CHRIS UHLMANN: Yet another poor county in the Asia-Pacific is
about to become a brick in Australia's border protection wall.
The Immigration Minister Scott Morrison will arrive in Cambodia later today to sign a refugee deal that's been shrouded in secrecy.
Few details have so far been released about a deal with a nation that's ranked as one of the most impoverished and corrupt in the region.
What is known is that there will be no cap on the number of refugees sent to Cambodia.
South East Asia correspondent Samantha Hawley filed this report from Phnom Penh.
(Sound of children)
SAMANTHA HAWLEY: At a settlement 40 kilometres from the Cambodian capital, children excitedly run down a dirt road with a bucket which at first glance is full of mud.
(Sound of children)
But as they dig their hands into it they pull out very small fresh water fish that they've collected from a nearby rice field.
It's dinner for as many people as it will go around.
(Sound of woman speaking)
"It's very hard living here," this woman tells me. "We don't have enough food to eat."
They're Cambodia's very own refugees. They're the victims of land grabs.
(Sound of man speaking)
"Living here we have to struggle," this man tells me. "We just do what we can. The people living here don't have any money."
SAM RAINSY: We have a lot of internal refugees ourselves.
SAMANTHA HAWLEY: Opposition party leader Sam Rainsy has his own view as to why the pending refugee deal has been kept so secret by the Cambodian government.

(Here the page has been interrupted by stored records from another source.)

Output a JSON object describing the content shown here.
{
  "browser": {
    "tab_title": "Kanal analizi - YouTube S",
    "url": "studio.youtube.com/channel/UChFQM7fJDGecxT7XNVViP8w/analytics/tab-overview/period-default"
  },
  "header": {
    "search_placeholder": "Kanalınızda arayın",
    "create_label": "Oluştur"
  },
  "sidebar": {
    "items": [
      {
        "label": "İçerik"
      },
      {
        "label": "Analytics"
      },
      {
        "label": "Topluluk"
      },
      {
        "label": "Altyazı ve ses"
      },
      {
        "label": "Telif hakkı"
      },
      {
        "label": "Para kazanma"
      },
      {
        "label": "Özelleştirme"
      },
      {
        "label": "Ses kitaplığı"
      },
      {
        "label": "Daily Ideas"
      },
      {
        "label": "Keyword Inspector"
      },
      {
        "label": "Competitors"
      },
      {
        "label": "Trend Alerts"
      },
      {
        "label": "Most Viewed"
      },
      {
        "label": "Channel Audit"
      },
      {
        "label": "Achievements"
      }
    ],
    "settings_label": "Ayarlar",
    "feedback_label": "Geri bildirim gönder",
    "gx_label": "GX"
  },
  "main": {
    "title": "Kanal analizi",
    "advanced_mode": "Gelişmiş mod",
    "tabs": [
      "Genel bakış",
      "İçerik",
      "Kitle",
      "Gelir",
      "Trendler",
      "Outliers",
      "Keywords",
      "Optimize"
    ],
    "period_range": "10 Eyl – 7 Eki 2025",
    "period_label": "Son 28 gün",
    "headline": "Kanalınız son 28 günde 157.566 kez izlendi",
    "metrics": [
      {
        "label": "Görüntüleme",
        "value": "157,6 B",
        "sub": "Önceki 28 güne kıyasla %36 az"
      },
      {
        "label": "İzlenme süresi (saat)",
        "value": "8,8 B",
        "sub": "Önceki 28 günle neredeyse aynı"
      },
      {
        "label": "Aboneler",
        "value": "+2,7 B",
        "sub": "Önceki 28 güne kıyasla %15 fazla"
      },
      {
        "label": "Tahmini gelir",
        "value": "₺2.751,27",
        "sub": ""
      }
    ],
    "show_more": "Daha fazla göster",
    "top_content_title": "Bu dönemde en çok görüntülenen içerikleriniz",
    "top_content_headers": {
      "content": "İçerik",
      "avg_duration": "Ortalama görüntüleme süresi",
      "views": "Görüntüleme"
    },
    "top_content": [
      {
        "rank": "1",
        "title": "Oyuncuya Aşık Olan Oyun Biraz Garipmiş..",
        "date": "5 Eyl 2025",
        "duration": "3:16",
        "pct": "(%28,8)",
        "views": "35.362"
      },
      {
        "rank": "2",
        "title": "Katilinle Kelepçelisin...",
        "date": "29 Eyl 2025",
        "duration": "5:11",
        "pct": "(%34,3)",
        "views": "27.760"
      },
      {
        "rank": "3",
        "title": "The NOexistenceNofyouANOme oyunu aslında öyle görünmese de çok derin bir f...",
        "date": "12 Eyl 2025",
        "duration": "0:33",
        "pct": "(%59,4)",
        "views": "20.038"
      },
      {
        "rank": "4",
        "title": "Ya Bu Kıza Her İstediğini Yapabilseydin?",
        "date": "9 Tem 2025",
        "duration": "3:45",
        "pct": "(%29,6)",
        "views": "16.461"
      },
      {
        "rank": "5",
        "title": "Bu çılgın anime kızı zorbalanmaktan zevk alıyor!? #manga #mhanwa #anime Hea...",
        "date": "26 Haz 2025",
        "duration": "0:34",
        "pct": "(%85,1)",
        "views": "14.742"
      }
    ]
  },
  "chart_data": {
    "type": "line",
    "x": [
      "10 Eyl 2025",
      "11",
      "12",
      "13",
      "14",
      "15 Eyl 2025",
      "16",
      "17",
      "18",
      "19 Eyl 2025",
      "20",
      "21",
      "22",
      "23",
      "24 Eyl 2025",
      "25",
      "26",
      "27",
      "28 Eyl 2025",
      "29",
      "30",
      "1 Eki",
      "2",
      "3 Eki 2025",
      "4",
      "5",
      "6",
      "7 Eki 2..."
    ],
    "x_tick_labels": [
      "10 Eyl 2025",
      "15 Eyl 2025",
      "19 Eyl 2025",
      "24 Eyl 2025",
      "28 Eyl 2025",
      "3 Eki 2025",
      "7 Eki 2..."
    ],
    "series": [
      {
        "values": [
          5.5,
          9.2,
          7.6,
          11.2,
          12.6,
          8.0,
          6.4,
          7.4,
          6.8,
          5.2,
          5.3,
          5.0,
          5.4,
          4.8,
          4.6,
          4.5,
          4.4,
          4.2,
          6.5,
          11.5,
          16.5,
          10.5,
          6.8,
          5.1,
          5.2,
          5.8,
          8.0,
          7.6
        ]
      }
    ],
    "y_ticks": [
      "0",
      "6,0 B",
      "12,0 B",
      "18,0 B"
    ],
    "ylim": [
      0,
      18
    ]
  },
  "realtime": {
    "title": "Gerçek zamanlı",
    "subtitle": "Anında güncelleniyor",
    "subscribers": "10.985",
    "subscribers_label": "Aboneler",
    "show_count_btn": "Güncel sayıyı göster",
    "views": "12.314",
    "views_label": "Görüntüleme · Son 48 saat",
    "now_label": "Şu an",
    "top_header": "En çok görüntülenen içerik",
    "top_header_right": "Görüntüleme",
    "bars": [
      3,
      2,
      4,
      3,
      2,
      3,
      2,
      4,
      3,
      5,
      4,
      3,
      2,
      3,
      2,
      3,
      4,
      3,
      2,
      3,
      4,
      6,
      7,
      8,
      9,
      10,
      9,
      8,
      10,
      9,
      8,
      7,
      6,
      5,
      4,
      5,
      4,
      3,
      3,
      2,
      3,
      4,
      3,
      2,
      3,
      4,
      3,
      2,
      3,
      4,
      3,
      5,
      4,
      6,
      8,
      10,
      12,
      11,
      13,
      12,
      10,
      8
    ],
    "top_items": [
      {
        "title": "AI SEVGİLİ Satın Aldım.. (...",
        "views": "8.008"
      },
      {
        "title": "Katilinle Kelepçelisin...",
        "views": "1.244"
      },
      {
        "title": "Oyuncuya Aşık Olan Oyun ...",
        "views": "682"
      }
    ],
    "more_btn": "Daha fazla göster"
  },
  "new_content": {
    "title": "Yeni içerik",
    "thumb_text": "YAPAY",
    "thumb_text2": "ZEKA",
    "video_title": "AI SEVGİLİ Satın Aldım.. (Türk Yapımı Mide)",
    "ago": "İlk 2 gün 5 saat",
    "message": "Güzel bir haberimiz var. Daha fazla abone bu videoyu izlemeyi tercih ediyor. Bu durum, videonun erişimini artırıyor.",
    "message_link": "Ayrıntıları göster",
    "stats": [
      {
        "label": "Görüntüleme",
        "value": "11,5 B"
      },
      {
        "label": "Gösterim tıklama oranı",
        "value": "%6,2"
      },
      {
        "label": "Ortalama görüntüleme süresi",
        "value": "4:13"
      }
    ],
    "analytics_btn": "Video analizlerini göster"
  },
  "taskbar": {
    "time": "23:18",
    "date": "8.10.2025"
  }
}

SAM RAINSY: This is like a state secret because it is a matter of money, of corruption so they don't want to expose how they are going to deal with it.
SAMANTHA HAWLEY: The Immigration Minister Scott Morrison has given few details away except to confirm refugees on Nauru will only be sent to Cambodia voluntarily and there'll be no limit on how many can go.
In Phnom Penh there's another sort of refugee too. Thirty-two year old Bunnath Tong was a Cambodian refugee who was taken to America when he was three, almost 30 years ago.
BUNNATH TONG: I was born in a refugee camp here. I'm not sure where exactly the refugee camp but I think it was near the border line with Thailand and I made some mistakes and it landed me here back in my country.
SAMANTHA HAWLEY: Those mistakes were drug crimes. He was deported from America two months ago. He has no family, no friends and no work in Cambodia and he sympathises with the refugees who will come.
BUNNATH TONG: I think it will be very hard for them, you know, not knowing the language, you know, our language here, you know, our language, not knowing English as well. It will be very difficult. I believe they need tons of help.
SAMANTHA HAWLEY: Despite repeated attempts, no-one from the Cambodian government was available for comment.
This is Samantha Hawley in Phnom Penh reporting for AM.
Refugees in Nauru could be resettled in Cambodia by the end of the year following a controversial deal with Australia.
Immigration Minister Scott Morrison will visit Phnom Penh on Friday to sign a memorandum of understanding to allow refugees to resettle in the Asian country.
The offer is voluntary, only applies to people found to be refugees on Nauru and will be funded by the Australian government.
However, the government isn't ruling out extending the deal to refugees on Manus Island.
There's no cap on how many can take up the offer.
Mr Morrison hopes to have people resettled by the end of this year and is working to ensure the proper processes are in place.
Language training would be part of the resettlement package.
The agreement has been criticised by aid and human rights groups as inappropriate, immoral and likely illegal.
Cambodia has high poverty rates and high unemployment but Mr Morrison said he believed Australia should "give them a go".
"This is a country that is trying to get back on its feet," he told ABC radio.